Michelle Ivy, a pre-business sophomore, said, “Sometimes I don’t feel comfortable in class, where we’re sometimes outnumbered nine to one or so. For example, in a COMS class I took we had to give speeches that had to relate to everyone in the classroom.

“People did speeches on suntan lotion or catholic schools. I don’t get sunburned and not everyone is catholic, yet if I did something that affected only blacks, she (the teacher) would’ve been upset.”

Many African-American students are also upset by what they see to be lack of effort by the administration to bring in more African-Americans and other minority faculty. African-Americans make up only 2 percent of the university’s total faculty.

McLaughlin said, “I’ve only had two African-American teachers. In all fairness there should be a proportionate amount of teachers to students.”

African-American students were quick to point out reasons why they desired more minority faculty.

“In certain classes you get one view and you don’t get the perspective that a minority professor would have,” said Melodie Howard, a business management sophomore.

“If I had a problem I couldn’t go to a white professor, since he wouldn’t know anything about being a minority in a white-dominated society,” she added.

McLaughlin said, “I’m a U.S. history major, and in addition to seven classes of U.S. history I also have to take three other history classes. There are huge amounts of classes on Asian history, but no upper-level African history classes, and the reason is that we have no one to teach these courses.”

No one said the administration was neglecting minorities, but most said it could do more.

Halliman said, “The administration is doing an adequate job to meet the basic needs of minorities. Still, they are a long way from making any significant progress. They could do a better job in recruiting and retaining (minority) faculty.”

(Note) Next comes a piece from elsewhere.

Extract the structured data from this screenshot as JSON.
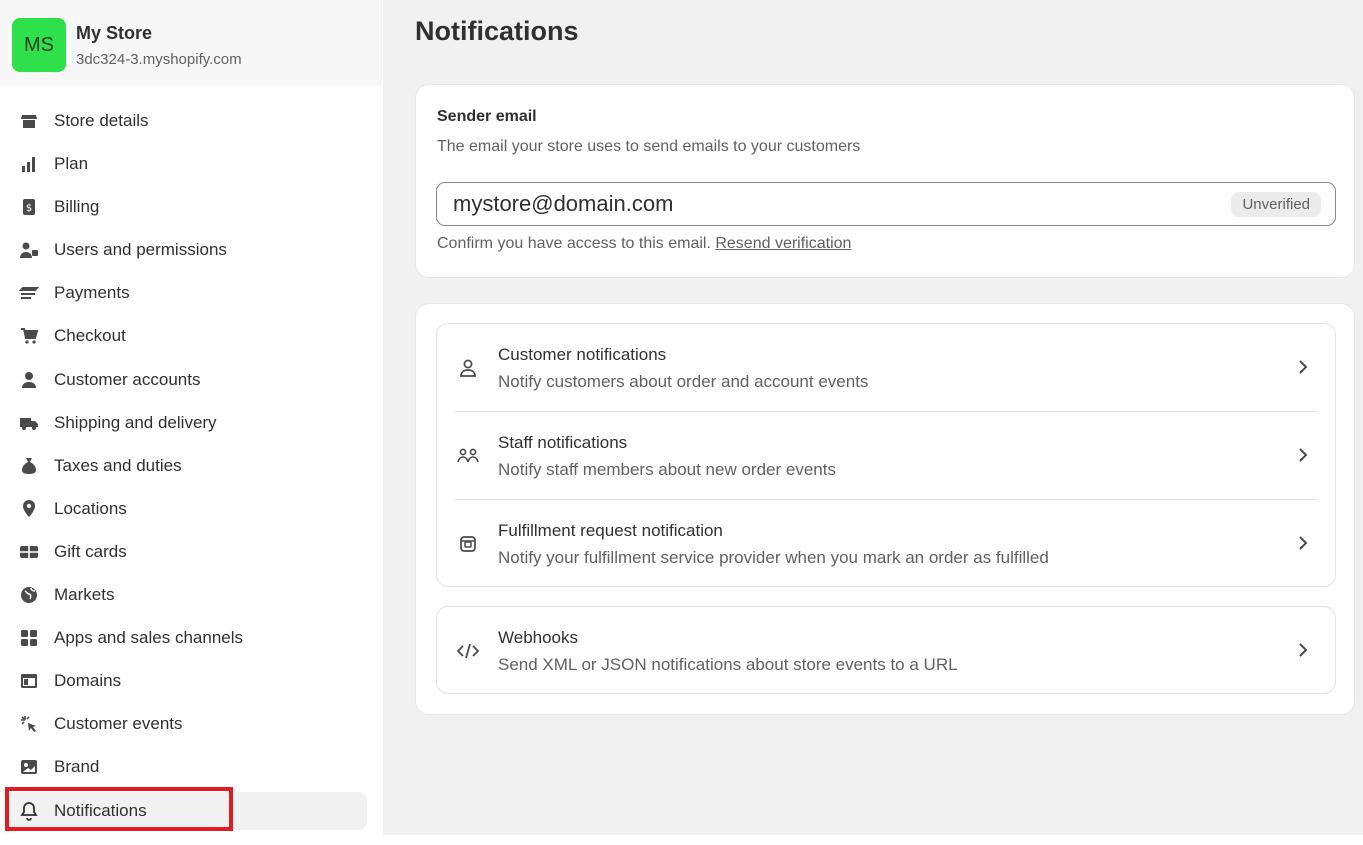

One important issue in the minds of many African-Americans was the use of the label used to describe them. Much as the Latinos preferred “Latino/a” over “Hispanic,” “African-American” is usually preferred to “black.”

“I would prefer to be called ‘African-American’ because ‘black’ is always considered bad, such as in good and evil,” explained Summers. “African-American shows a lot of ethnicity, a lot of pride.”

Halliman further explained, “Every name we’ve had has been a label given to us by white men, from ‘Negro’ to ‘Colored.’ ‘African-American’ is actually a name chosen by us. That’s who we are. African first, and American second.”

Still, it is important to realize that not every black person is an African-American.

“I would consider myself ‘black,’ said Duane Meighan, an English major senior, “I’m Caribbean, and I’ve always known myself as black. African-Americans consider themselves blacks who were born and raised in North America as opposed to where I’m from.”

The problems in bringing the different races together are many and defy easy solutions. Still, most agreed on one solution they thought to be the best weapon against racism.

“Education,” said Summers. “(Perhaps), a class that would educate you on all the different races. Everyone should be viewed as equally human, and hopefully we’ll grow to understand and accept each other.”

Anthony Van Amos, director of programing at the Center for Black Studies, said, “We, as a species, have to learn a lot about each other.”

Thomas concurred, “It shouldn’t be about being uncomfortable, it should be about learning. The more they shy away from it, the more ignorant they become. It’s just a cop-out.”

Despite it all, hope for a better, more understanding and diverse world burns fiercely among many African-Americans.

“I look at everything, the way people look, the cultural pluralism, and take pride of who I am and still take pride in what other people are. The Salad Bowl Theory as opposed to the Melting Pot Theory—everyone contributes,” Thomas said.

Summers also was optimistic. “I look forward to the day it can all change. The day is coming where we can focus on other important problems rather than racism.”

Tomorrow: Hate-groups and their activities at NIU.